LEGO 2K Drive

Geek Interview: ‘LEGO 2K Drive’ Steers Creativity Powered By Innovative Driving Model

First revealed near the end of March, LEGO 2K Drive certainly caught many people by surprise. After all, developer Visual Concepts has been focused on the sports vertical for quite some time now, but now, it will be taking on the competition in the racing space with the help of everyone’s favourite building bricks. Naturally, there are going to be some worries, but after speaking with the team, there is more of a sense of optimism that this could be a stellar project awaiting to be unleashed.

Geek Interview: LEGO 2K Drive

At the heart of the game is its driving, and it is something that the folks over at 2K Games and Visual Concepts are keen to get right, albeit with a level of creative fun and flexibility.

“In a game like this, where players can literally build their vehicle, brick by brick, in any shape they want, we had to come up with a proprietary system that can analyse the build of the vehicle,” shared General Manager Steven Ranck, a veteran of the classic Cruis’n USA for the N64.

That means if players build a really tall vehicle, it will teeter more, while a long vehicle has a wide wheelbase, steering will change, and the number of bricks used will affect collision too.

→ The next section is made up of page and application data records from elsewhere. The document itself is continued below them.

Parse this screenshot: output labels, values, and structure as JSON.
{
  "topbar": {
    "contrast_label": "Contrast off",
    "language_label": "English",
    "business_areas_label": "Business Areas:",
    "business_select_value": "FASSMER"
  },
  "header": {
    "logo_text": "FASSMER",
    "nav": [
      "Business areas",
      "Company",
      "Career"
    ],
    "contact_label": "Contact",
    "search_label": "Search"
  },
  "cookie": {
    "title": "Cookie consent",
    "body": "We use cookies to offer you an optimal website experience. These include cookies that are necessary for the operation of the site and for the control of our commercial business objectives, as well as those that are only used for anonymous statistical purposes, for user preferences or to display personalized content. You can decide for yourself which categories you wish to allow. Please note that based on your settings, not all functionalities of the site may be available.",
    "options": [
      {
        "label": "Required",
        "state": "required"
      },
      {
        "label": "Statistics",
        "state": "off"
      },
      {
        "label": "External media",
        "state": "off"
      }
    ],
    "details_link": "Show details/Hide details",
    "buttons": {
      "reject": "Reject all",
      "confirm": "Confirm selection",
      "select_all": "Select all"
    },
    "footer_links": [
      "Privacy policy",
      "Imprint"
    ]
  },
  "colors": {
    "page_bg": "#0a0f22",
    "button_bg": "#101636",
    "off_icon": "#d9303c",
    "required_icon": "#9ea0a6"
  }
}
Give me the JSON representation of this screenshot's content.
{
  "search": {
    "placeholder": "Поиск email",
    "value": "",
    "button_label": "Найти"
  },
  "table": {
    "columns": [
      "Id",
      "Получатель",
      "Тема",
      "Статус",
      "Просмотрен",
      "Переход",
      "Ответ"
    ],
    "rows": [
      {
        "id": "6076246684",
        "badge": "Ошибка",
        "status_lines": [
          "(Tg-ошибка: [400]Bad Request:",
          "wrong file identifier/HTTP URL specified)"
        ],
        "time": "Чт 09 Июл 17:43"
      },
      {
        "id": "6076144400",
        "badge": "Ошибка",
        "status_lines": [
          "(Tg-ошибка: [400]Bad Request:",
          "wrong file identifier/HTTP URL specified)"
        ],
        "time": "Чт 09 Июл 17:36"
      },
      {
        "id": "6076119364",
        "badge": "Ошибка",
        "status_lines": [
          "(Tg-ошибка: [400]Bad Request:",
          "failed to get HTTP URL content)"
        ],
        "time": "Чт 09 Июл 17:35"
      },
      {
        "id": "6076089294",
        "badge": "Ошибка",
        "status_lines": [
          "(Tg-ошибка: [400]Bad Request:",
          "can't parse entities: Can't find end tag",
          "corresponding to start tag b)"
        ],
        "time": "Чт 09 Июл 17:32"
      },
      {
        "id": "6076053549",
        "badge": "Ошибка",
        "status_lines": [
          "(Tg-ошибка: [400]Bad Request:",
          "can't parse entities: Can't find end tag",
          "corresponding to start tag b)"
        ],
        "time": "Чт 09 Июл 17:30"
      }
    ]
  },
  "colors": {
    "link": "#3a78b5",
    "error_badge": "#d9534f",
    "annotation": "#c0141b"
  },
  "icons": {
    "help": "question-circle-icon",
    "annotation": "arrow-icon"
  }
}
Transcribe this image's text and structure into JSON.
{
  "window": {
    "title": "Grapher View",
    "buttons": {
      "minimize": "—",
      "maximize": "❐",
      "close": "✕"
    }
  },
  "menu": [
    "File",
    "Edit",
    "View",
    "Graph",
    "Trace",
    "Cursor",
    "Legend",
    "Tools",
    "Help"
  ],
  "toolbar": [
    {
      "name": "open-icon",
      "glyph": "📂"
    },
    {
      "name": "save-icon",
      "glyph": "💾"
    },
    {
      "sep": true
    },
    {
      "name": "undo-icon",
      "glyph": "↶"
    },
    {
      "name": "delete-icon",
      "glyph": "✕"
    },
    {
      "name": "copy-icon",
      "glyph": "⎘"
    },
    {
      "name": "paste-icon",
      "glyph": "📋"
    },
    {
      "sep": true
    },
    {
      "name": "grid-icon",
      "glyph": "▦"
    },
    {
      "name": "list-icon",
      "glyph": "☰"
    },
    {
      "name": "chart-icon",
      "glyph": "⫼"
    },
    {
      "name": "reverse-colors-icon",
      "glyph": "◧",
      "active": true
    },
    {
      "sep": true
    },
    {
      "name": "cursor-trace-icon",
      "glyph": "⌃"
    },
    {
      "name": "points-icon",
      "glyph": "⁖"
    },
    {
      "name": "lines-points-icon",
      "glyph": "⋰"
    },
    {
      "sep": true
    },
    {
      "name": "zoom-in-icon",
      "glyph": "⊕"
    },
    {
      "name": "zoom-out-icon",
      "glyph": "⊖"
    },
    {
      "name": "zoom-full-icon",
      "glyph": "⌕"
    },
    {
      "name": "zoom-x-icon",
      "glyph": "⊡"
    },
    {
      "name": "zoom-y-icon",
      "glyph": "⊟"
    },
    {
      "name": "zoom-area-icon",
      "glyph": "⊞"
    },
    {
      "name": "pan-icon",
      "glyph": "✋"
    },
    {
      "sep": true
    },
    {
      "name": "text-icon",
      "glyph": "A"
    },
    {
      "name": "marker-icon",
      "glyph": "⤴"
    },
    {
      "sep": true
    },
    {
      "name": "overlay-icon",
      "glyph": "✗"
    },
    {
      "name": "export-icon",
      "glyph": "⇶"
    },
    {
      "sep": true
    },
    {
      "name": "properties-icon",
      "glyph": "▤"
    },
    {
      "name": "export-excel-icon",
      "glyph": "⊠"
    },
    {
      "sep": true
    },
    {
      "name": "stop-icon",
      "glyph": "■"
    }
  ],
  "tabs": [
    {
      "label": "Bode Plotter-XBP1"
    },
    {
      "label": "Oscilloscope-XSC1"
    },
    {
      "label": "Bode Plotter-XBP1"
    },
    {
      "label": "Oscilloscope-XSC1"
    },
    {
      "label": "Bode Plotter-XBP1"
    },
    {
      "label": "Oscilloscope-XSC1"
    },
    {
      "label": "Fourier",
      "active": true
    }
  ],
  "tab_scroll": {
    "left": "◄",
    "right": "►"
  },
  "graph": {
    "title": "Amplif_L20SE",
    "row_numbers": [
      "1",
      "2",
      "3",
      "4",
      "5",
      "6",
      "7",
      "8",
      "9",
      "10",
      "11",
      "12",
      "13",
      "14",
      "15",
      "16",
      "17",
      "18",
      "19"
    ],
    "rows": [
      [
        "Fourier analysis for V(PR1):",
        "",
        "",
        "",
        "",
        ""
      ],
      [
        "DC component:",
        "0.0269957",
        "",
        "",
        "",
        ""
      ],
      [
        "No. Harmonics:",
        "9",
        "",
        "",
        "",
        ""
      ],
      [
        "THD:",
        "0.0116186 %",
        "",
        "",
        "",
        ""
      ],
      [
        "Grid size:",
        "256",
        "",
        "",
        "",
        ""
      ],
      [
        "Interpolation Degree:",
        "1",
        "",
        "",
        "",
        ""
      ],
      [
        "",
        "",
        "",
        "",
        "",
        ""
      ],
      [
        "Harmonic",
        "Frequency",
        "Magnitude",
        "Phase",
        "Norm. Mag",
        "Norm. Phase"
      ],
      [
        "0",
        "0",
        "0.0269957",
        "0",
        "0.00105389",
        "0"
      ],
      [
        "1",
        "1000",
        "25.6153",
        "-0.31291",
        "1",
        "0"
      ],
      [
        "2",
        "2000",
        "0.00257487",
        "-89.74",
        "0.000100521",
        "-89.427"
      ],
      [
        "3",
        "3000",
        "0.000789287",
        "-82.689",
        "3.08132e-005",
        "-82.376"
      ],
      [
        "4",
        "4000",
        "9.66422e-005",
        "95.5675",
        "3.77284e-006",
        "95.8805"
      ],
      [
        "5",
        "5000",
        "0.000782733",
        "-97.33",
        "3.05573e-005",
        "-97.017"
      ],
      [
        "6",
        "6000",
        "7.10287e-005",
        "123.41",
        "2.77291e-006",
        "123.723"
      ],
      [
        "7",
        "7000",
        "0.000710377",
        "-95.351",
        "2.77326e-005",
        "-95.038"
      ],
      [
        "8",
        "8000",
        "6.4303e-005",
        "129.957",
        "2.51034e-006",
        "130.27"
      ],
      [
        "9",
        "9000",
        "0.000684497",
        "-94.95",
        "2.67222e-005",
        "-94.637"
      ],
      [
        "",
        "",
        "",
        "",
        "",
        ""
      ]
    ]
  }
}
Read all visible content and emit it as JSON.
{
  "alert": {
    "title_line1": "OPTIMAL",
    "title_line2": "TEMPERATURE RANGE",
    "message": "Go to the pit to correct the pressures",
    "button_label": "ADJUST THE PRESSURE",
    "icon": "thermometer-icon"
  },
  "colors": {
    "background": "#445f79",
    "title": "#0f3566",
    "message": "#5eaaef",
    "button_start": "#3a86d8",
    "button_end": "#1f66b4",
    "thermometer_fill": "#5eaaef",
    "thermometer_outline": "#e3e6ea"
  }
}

The system then “adjusts the physics parameters on the fly to adapt to that” to make sure all the physics work as they should, even if players go crazy on creating their dream vehicles in LEGO 2K Drive.

Geek Interview: LEGO 2K Drive

“We tried to find a nice balance between arcade racers and simulation driving games. And I think we hit a nice sweet spot where players have the freedom to build all sorts of different vehicles. We want them to build crazy vehicles and still be able to drive them and take them into the world,” added Ryan Kehlenbeck, Senior Engineer.

That commitment to giving players the freedom to create in LEGO 2K Drive doesn’t come at a cost to competitive fairness, with the team stressing that there is nothing that would force players to build a certain way to gain an advantage. Vehicles with particular characteristics might help with some mini-games but in a race, it truly comes down to player skill and their preference for how driving should feel, be it nimble with smaller cars or larger ones that have heft.

In addition, the foundation laid in place is also critical in helping the team design the many different courses that await players, with the ideas of drifting, quick turning, and boosting being the most important cogs in the machine. Players will get to enjoy various parts of the races in different ways, all tuned to make sure that it is always well-paced and exhilarating to be a part of as they go off-road, into the water, and back onto the asphalt.

Another interesting way in which LEGO 2K Drive is trying to switch things up is its take on open-world design. While generally racing games have players moving forward towards the finishing line, the team continues to look at other ways and directions that can provide fun gameplay scenarios.

“So one of the great things in making an open world and driving model that works in an open world is that you need to have it work really well in a race setting where it feels like very competent. But at the same time, you also need to feel extremely flexible, to allow you to scale the environment and go wherever you want because it’s not just about crossing the finish line,” shared David Msika, Design Director.

“It’s about, finding things and exploring and going places and turning quickly because it’s it’s not just racing. And the driving model that Ryan engineered allows us to really tune it in a way that makes it work in every context, which is really the magic behind it.”

Geek Interview: LEGO 2K Drive

The actual design of the world also folds into the gameplay, with the environment not just there as window dressing. Ranck pointed out a specific quest that involves mowing weeds that can be part of race courses, and doing so can help magical crystals grow, which in turn provides players with more boost fuel and health. Completing quests and exploring the world in LEGO 2K Drive have more incentive for players beyond their immediate rewards, it would seem.

All of these wouldn’t be possible without passionate people behind the scenes, and having gotten LEGO onboard, that meant Visual Concepts had to deliver when it mattered most, and they seem to have the teams for it.

“That’s the great thing about this game. It’s first, imagination and creativity, not just not just for the players, but also for the people making the game. Every day that we play, it’s very inspiring,” added Msika.

From surprise designs coming from all avenues within the development team, the way real LEGO creations bleed into the game, to the realisation of a driving model that works both for the fun parts as well as the science behind it all, there is very little doubt that Visual Concepts is fully committed to the idea of LEGO 2K Drive and ensuring players will enjoy the game no matter what.

For a game that will likely be judged by how well the driving is being handled, it is also reassuring to see that the element of creative enjoyment would not be lost. Here’s hoping that it all comes together nicely when LEGO 2K Drive hits the road on 19 May for the PlayStation 4, PlayStation 5, Xbox One, Xbox Series X|S, Nintendo Switch, and PC.